You don’t have to be a poet for those words to become an integral part of your continuous discourse. Any Palestinian will likely feel that way and so will many other people on this planet. In fact, I think any Israeli in his or her right mind should feel that way as well. Surely, I feel that way when I think of the many people I have met in the countries and territories whose history and current realities have been marked by events that should have never happened. Yet they happened. Anyone can become a victim. Anyone can become an oppressor. Those who have once been victims seem more apt turning themselves into the opposite; adopting the logic of those at whose hands they once suffered.

The arrow of time points in one direction only. It’s forward. You can’t undo history. We are all the product of injustices to which our ancestors fell victim or of which they were the perpetrators, or both. After the apartheid regime finally ended in South Africa, the parties to the conflict of the past subjected themselves to a process of unearthing truths and reconciling what had seemed impossible to reconcile. It’s an encouraging example of what can be done. Somehow the madness must stop. While the conflict still rages, we must be clear and lucid in condemning the crimes that are being perpetrated, in the first place to avoid that they will happen again. We must understand the past and recognize what went wrong (Khalida’s point--well taken), not in an effort to point fingers at those who did it, but trying to comprehend fully the picture we are looking at. From that perspective we must not look back, and certainly not look back with a view to reconstituting the conditions of the past, which has never been a great success, the creation of the state of Israel perhaps being an enlightening example, in retrospect, of what should not have been done. We must look forward imaginatively and creatively, envisioning new futures (Katrien’s point--equally well taken). Surely, such futures are futures of peace. That’s why I like Katrien’s bold idea to just waking the world up to an awareness of ‘Hey, the war is over.’ This may be difficult for those Gazans who have become ‘condemned, tracked and raided nobodies’ (Khalida’s poetic words). It’s the gruesome luck of us who have been spared that condition that we are still somebody, perhaps feeling a sense of guilt because we are so much more fortunate, but, as we are not yet ourselves buried under the rubble we are the ones who can help clear the mess and collectively construct new ways forward.

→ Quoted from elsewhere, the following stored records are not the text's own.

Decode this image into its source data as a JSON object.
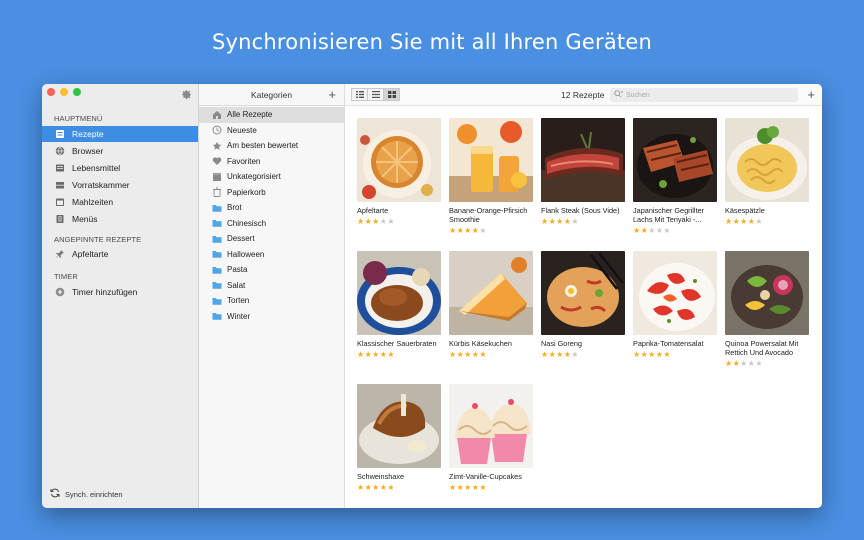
{
  "headline": "Synchronisieren Sie mit all Ihren Geräten",
  "colors": {
    "accent": "#3d8ee3",
    "background": "#4a8fe2",
    "star": "#f3ad1c"
  },
  "sidebar": {
    "main_section": "HAUPTMENÜ",
    "items": [
      {
        "label": "Rezepte",
        "icon": "recipes-icon",
        "active": true
      },
      {
        "label": "Browser",
        "icon": "globe-icon"
      },
      {
        "label": "Lebensmittel",
        "icon": "cart-icon"
      },
      {
        "label": "Vorratskammer",
        "icon": "pantry-icon"
      },
      {
        "label": "Mahlzeiten",
        "icon": "calendar-icon"
      },
      {
        "label": "Menüs",
        "icon": "menu-book-icon"
      }
    ],
    "pinned_section": "ANGEPINNTE REZEPTE",
    "pinned": [
      {
        "label": "Apfeltarte",
        "icon": "pin-icon"
      }
    ],
    "timer_section": "TIMER",
    "add_timer": "Timer hinzufügen",
    "sync": "Synch. einrichten"
  },
  "categories": {
    "title": "Kategorien",
    "add": "+",
    "items": [
      {
        "label": "Alle Rezepte",
        "icon": "house-icon",
        "active": true
      },
      {
        "label": "Neueste",
        "icon": "clock-icon"
      },
      {
        "label": "Am besten bewertet",
        "icon": "star-icon"
      },
      {
        "label": "Favoriten",
        "icon": "heart-icon"
      },
      {
        "label": "Unkategorisiert",
        "icon": "box-icon"
      },
      {
        "label": "Papierkorb",
        "icon": "trash-icon"
      },
      {
        "label": "Brot",
        "icon": "folder-icon"
      },
      {
        "label": "Chinesisch",
        "icon": "folder-icon"
      },
      {
        "label": "Dessert",
        "icon": "folder-icon"
      },
      {
        "label": "Halloween",
        "icon": "folder-icon"
      },
      {
        "label": "Pasta",
        "icon": "folder-icon"
      },
      {
        "label": "Salat",
        "icon": "folder-icon"
      },
      {
        "label": "Torten",
        "icon": "folder-icon"
      },
      {
        "label": "Winter",
        "icon": "folder-icon"
      }
    ]
  },
  "toolbar": {
    "count": "12 Rezepte",
    "search_placeholder": "Suchen",
    "add": "+",
    "views": [
      "list-view-icon",
      "compact-list-icon",
      "grid-view-icon"
    ],
    "selected_view": 2
  },
  "recipes": [
    {
      "title": "Apfeltarte",
      "rating": 3
    },
    {
      "title": "Banane-Orange-Pfirsich Smoothie",
      "rating": 4
    },
    {
      "title": "Flank Steak (Sous Vide)",
      "rating": 4
    },
    {
      "title": "Japanischer Gegrillter Lachs Mit Teriyaki -...",
      "rating": 2
    },
    {
      "title": "Käsespätzle",
      "rating": 4
    },
    {
      "title": "Klassischer Sauerbraten",
      "rating": 5
    },
    {
      "title": "Kürbis Käsekuchen",
      "rating": 5
    },
    {
      "title": "Nasi Goreng",
      "rating": 4
    },
    {
      "title": "Paprika-Tomatensalat",
      "rating": 5
    },
    {
      "title": "Quinoa Powersalat Mit Rettich Und Avocado",
      "rating": 2
    },
    {
      "title": "Schweinshaxe",
      "rating": 5
    },
    {
      "title": "Zimt-Vanille-Cupcakes",
      "rating": 5
    }
  ]
}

I’m using the word ‘rubble’ literally, as I watch the events in Gaza unfold on my TV screen, and figuratively. What I have learned is that you are under the rubble both while you are dominating others and while you are being dominated. There are people ‘not under the rubble,’ ‘non-Gazans’ in the figurative sense, in the camp of those who are being dominated as well as among the dominators. In addition, there are lots such people not party to the conflict in the immediate sense, though we are all somehow connected to it by varying degrees of association. It helps if those not under the rubble get to know each other better. That’s what I find significant and encouraging in reading the correspondence between Katrien and Khalida. Allow me to join you.